Isobar in London isn’t the biggest agency in the world although it is an important part of the Dentsu/Aegis-owned Isobar network which has 36 offices around the world and over 3,000 staff.
Neither it is a conventional agency network; it claims to be a new-style agency ‘with digital at its heart’ as opposed to a digital agency.
It also began life as a digital media agency (Christ, this is getting complicated), basically the in-house digital bit of the Aegis-owned Carat media agency network.
Anyway, with all those people (and presumably clients) it must be doing something right.
Back to London then. CEO Penny Herriman is leaving to become global brand director of preppy clothing company Boden and ECD Nick Bailey (left) has been promoted to take her place. Which has led to a debate in Campaign about whether or not creatives make good agency managers.
Bailey himself is a seasoned hand, spending five years as ECD of AKQA in Amsterdam.
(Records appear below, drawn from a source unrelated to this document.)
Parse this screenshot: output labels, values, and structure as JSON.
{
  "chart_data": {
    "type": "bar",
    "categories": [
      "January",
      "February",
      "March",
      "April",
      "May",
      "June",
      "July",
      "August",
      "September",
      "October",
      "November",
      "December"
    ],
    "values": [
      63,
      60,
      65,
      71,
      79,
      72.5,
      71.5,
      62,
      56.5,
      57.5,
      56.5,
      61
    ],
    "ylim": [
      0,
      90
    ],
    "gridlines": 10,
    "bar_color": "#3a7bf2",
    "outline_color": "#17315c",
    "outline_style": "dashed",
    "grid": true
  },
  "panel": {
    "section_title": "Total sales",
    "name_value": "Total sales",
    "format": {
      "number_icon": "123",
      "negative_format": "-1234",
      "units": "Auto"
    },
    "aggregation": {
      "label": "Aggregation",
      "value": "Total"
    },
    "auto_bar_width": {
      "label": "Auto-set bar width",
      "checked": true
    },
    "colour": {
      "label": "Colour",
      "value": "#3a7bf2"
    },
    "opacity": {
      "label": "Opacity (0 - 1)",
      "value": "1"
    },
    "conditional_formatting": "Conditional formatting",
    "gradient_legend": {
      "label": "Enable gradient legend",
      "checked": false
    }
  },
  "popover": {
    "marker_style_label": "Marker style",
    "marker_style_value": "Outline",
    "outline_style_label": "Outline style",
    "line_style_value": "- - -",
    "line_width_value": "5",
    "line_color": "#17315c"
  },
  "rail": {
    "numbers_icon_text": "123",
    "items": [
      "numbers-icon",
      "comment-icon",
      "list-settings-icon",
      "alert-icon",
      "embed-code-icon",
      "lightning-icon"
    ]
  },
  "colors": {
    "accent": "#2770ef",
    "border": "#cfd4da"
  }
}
But Isobar seems to be hedging its bets a bit, bringing in global boss Mark Cranmer (himself an interesting character) as chairman of London too and appointing EMEA operations director Mike Mulligan as London commercial director (which suggests Bailey will share some of his duties with Mulligan).
So which creatives have run agencies, successfully or not? Peter Souter, a former AMV/BBDO creative director now trying to sort out that vale of tears TBWA London, reckons there’ve been a few, listing David Abbott (AMV), John Hegarty (BBH) and Tim Delaney (Leagas Delaney). Going back even further, I seem to recall Jeremy Bullmore as boss of JWT London, although he had lots of double-barrelled account men to help him out.
Nobody would dispute the importance of Abbott and Hegarty to their respective organisations but did they actually run things? Their respective CEOs Peter Mead and then Michael Baulk at AMV and Nigel Bogle at BBH wouldn’t have done anything major without their say-so and they were, indeed, the creative heart of two hugely successful agencies.
Tim Delaney, at times, has seemed to comprise the creative department and management in one although for the past few years he’s been assisted by capable CEO Margaret Johnson.
Abbott (left, now retired of course), Hegarty and Delaney were also willing and ready to meet clients; occasionally even enjoying the process although Hegarty has expressed his irritation with parts of it such as getting-to-know-you or ’tissue’ meetings. He, like the others no doubt, would sooner get on with producing the ads.
And ‘running things’ is as much (or more) to do with dealing with all those infuriating things like people, expenses, client reviews and the junior art director who wants to bring his dog into the office as it is the good bits: producing the work, winning awards, improving your clients’ businesses (now and then) and lunch.
So this is really a debate that’s never going to reach a conclusion.
But it’s quite good fun.